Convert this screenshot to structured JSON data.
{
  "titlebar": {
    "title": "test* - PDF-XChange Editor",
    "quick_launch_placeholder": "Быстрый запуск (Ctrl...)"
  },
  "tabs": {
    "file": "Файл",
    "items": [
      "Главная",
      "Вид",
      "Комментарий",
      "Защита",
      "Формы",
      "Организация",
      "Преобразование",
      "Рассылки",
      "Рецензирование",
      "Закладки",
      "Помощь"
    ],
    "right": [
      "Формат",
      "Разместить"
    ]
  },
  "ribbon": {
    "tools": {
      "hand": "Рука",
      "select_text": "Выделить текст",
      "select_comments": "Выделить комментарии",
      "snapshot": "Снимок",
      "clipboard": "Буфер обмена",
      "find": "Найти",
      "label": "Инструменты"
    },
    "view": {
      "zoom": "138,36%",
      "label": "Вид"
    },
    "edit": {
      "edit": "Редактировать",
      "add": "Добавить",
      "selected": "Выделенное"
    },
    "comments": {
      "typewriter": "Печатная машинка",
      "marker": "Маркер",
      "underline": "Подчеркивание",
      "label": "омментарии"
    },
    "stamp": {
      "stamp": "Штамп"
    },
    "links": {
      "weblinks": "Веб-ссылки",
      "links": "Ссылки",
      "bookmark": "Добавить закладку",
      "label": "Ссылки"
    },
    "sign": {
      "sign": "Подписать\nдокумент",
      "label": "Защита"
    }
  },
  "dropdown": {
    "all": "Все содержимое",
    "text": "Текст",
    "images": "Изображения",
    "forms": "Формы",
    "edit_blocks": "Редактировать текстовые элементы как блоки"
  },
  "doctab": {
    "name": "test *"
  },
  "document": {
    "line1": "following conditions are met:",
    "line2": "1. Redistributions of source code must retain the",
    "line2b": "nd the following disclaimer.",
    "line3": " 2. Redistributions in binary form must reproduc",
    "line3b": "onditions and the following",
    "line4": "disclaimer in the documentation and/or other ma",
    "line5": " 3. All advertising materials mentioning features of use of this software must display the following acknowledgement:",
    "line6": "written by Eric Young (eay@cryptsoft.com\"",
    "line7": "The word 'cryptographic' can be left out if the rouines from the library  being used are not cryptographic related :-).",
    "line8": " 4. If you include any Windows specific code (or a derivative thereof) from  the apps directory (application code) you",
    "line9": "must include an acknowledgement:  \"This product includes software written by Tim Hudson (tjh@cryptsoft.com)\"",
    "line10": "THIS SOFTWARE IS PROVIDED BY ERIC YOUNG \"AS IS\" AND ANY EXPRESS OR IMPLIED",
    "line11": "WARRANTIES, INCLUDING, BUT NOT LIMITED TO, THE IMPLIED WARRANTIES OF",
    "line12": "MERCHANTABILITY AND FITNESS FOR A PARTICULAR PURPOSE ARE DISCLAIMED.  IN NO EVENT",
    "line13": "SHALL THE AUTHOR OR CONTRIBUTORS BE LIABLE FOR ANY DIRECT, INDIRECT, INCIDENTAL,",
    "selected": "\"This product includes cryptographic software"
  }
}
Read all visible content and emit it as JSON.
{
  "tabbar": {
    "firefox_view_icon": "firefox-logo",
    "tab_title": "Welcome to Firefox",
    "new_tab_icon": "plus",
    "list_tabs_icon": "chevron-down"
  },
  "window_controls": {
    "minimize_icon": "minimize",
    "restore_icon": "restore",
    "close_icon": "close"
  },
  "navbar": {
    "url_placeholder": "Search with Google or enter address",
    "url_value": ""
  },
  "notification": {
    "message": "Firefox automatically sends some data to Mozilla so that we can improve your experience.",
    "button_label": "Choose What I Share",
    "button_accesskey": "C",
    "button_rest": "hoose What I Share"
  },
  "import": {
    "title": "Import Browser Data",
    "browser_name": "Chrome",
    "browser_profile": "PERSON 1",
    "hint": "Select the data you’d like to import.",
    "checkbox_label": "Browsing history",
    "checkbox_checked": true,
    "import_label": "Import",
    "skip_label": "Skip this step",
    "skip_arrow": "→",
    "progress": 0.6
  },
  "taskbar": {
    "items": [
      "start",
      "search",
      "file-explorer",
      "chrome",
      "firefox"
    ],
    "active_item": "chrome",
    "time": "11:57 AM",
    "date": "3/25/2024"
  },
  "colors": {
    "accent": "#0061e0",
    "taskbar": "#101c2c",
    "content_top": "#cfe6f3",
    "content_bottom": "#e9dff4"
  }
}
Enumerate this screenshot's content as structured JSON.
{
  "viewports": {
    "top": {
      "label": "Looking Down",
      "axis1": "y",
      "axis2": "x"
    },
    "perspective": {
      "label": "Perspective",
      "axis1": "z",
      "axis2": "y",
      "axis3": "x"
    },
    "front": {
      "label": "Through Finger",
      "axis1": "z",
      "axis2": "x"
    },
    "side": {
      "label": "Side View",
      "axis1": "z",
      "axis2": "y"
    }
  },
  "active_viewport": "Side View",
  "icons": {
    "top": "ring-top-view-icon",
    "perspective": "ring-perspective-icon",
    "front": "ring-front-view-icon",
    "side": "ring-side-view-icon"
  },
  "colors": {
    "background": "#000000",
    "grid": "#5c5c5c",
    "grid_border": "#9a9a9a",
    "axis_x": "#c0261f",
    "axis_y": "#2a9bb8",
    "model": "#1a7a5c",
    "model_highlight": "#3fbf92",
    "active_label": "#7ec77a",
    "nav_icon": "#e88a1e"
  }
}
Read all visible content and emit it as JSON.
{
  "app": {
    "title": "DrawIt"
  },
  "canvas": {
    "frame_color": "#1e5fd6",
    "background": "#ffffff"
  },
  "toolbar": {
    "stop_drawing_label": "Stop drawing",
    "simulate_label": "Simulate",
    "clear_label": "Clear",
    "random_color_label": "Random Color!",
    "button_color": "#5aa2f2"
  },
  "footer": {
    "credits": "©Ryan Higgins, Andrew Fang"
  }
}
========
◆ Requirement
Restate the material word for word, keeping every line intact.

◆ Result of the exercise
Convert this screenshot to structured JSON data.
{
  "titlebar": {
    "title": "test* - PDF-XChange Editor",
    "quick_launch_placeholder": "Быстрый запуск (Ctrl...)"
  },
  "tabs": {
    "file": "Файл",
    "items": [
      "Главная",
      "Вид",
      "Комментарий",
      "Защита",
      "Формы",
      "Организация",
      "Преобразование",
      "Рассылки",
      "Рецензирование",
      "Закладки",
      "Помощь"
    ],
    "right": [
      "Формат",
      "Разместить"
    ]
  },
  "ribbon": {
    "tools": {
      "hand": "Рука",
      "select_text": "Выделить текст",
      "select_comments": "Выделить комментарии",
      "snapshot": "Снимок",
      "clipboard": "Буфер обмена",
      "find": "Найти",
      "label": "Инструменты"
    },
    "view": {
      "zoom": "138,36%",
      "label": "Вид"
    },
    "edit": {
      "edit": "Редактировать",
      "add": "Добавить",
      "selected": "Выделенное"
    },
    "comments": {
      "typewriter": "Печатная машинка",
      "marker": "Маркер",
      "underline": "Подчеркивание",
      "label": "омментарии"
    },
    "stamp": {
      "stamp": "Штамп"
    },
    "links": {
      "weblinks": "Веб-ссылки",
      "links": "Ссылки",
      "bookmark": "Добавить закладку",
      "label": "Ссылки"
    },
    "sign": {
      "sign": "Подписать\nдокумент",
      "label": "Защита"
    }
  },
  "dropdown": {
    "all": "Все содержимое",
    "text": "Текст",
    "images": "Изображения",
    "forms": "Формы",
    "edit_blocks": "Редактировать текстовые элементы как блоки"
  },
  "doctab": {
    "name": "test *"
  },
  "document": {
    "line1": "following conditions are met:",
    "line2": "1. Redistributions of source code must retain the",
    "line2b": "nd the following disclaimer.",
    "line3": " 2. Redistributions in binary form must reproduc",
    "line3b": "onditions and the following",
    "line4": "disclaimer in the documentation and/or other ma",
    "line5": " 3. All advertising materials mentioning features of use of this software must display the following acknowledgement:",
    "line6": "written by Eric Young (eay@cryptsoft.com\"",
    "line7": "The word 'cryptographic' can be left out if the rouines from the library  being used are not cryptographic related :-).",
    "line8": " 4. If you include any Windows specific code (or a derivative thereof) from  the apps directory (application code) you",
    "line9": "must include an acknowledgement:  \"This product includes software written by Tim Hudson (tjh@cryptsoft.com)\"",
    "line10": "THIS SOFTWARE IS PROVIDED BY ERIC YOUNG \"AS IS\" AND ANY EXPRESS OR IMPLIED",
    "line11": "WARRANTIES, INCLUDING, BUT NOT LIMITED TO, THE IMPLIED WARRANTIES OF",
    "line12": "MERCHANTABILITY AND FITNESS FOR A PARTICULAR PURPOSE ARE DISCLAIMED.  IN NO EVENT",
    "line13": "SHALL THE AUTHOR OR CONTRIBUTORS BE LIABLE FOR ANY DIRECT, INDIRECT, INCIDENTAL,",
    "selected": "\"This product includes cryptographic software"
  }
}
Read all visible content and emit it as JSON.
{
  "tabbar": {
    "firefox_view_icon": "firefox-logo",
    "tab_title": "Welcome to Firefox",
    "new_tab_icon": "plus",
    "list_tabs_icon": "chevron-down"
  },
  "window_controls": {
    "minimize_icon": "minimize",
    "restore_icon": "restore",
    "close_icon": "close"
  },
  "navbar": {
    "url_placeholder": "Search with Google or enter address",
    "url_value": ""
  },
  "notification": {
    "message": "Firefox automatically sends some data to Mozilla so that we can improve your experience.",
    "button_label": "Choose What I Share",
    "button_accesskey": "C",
    "button_rest": "hoose What I Share"
  },
  "import": {
    "title": "Import Browser Data",
    "browser_name": "Chrome",
    "browser_profile": "PERSON 1",
    "hint": "Select the data you’d like to import.",
    "checkbox_label": "Browsing history",
    "checkbox_checked": true,
    "import_label": "Import",
    "skip_label": "Skip this step",
    "skip_arrow": "→",
    "progress": 0.6
  },
  "taskbar": {
    "items": [
      "start",
      "search",
      "file-explorer",
      "chrome",
      "firefox"
    ],
    "active_item": "chrome",
    "time": "11:57 AM",
    "date": "3/25/2024"
  },
  "colors": {
    "accent": "#0061e0",
    "taskbar": "#101c2c",
    "content_top": "#cfe6f3",
    "content_bottom": "#e9dff4"
  }
}
Enumerate this screenshot's content as structured JSON.
{
  "viewports": {
    "top": {
      "label": "Looking Down",
      "axis1": "y",
      "axis2": "x"
    },
    "perspective": {
      "label": "Perspective",
      "axis1": "z",
      "axis2": "y",
      "axis3": "x"
    },
    "front": {
      "label": "Through Finger",
      "axis1": "z",
      "axis2": "x"
    },
    "side": {
      "label": "Side View",
      "axis1": "z",
      "axis2": "y"
    }
  },
  "active_viewport": "Side View",
  "icons": {
    "top": "ring-top-view-icon",
    "perspective": "ring-perspective-icon",
    "front": "ring-front-view-icon",
    "side": "ring-side-view-icon"
  },
  "colors": {
    "background": "#000000",
    "grid": "#5c5c5c",
    "grid_border": "#9a9a9a",
    "axis_x": "#c0261f",
    "axis_y": "#2a9bb8",
    "model": "#1a7a5c",
    "model_highlight": "#3fbf92",
    "active_label": "#7ec77a",
    "nav_icon": "#e88a1e"
  }
}
Read all visible content and emit it as JSON.
{
  "app": {
    "title": "DrawIt"
  },
  "canvas": {
    "frame_color": "#1e5fd6",
    "background": "#ffffff"
  },
  "toolbar": {
    "stop_drawing_label": "Stop drawing",
    "simulate_label": "Simulate",
    "clear_label": "Clear",
    "random_color_label": "Random Color!",
    "button_color": "#5aa2f2"
  },
  "footer": {
    "credits": "©Ryan Higgins, Andrew Fang"
  }
}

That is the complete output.